Content starts

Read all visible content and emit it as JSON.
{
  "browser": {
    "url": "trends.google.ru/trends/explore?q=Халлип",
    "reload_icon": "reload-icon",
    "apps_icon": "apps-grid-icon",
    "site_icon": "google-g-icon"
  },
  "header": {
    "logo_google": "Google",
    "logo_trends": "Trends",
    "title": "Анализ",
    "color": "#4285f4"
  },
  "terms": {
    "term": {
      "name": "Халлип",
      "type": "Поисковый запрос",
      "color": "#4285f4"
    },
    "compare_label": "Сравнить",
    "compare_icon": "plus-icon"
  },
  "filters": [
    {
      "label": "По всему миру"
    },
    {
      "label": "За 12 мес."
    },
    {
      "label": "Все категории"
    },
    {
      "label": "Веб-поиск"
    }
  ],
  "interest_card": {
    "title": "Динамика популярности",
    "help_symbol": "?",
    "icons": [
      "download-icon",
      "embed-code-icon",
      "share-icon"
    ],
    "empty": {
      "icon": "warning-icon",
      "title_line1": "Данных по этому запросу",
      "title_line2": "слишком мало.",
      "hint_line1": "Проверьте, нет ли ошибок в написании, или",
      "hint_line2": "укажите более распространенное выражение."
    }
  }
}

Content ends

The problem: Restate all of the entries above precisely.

Answer section:
Read all visible content and emit it as JSON.
{
  "browser": {
    "url": "trends.google.ru/trends/explore?q=Халлип",
    "reload_icon": "reload-icon",
    "apps_icon": "apps-grid-icon",
    "site_icon": "google-g-icon"
  },
  "header": {
    "logo_google": "Google",
    "logo_trends": "Trends",
    "title": "Анализ",
    "color": "#4285f4"
  },
  "terms": {
    "term": {
      "name": "Халлип",
      "type": "Поисковый запрос",
      "color": "#4285f4"
    },
    "compare_label": "Сравнить",
    "compare_icon": "plus-icon"
  },
  "filters": [
    {
      "label": "По всему миру"
    },
    {
      "label": "За 12 мес."
    },
    {
      "label": "Все категории"
    },
    {
      "label": "Веб-поиск"
    }
  ],
  "interest_card": {
    "title": "Динамика популярности",
    "help_symbol": "?",
    "icons": [
      "download-icon",
      "embed-code-icon",
      "share-icon"
    ],
    "empty": {
      "icon": "warning-icon",
      "title_line1": "Данных по этому запросу",
      "title_line2": "слишком мало.",
      "hint_line1": "Проверьте, нет ли ошибок в написании, или",
      "hint_line2": "укажите более распространенное выражение."
    }
  }
}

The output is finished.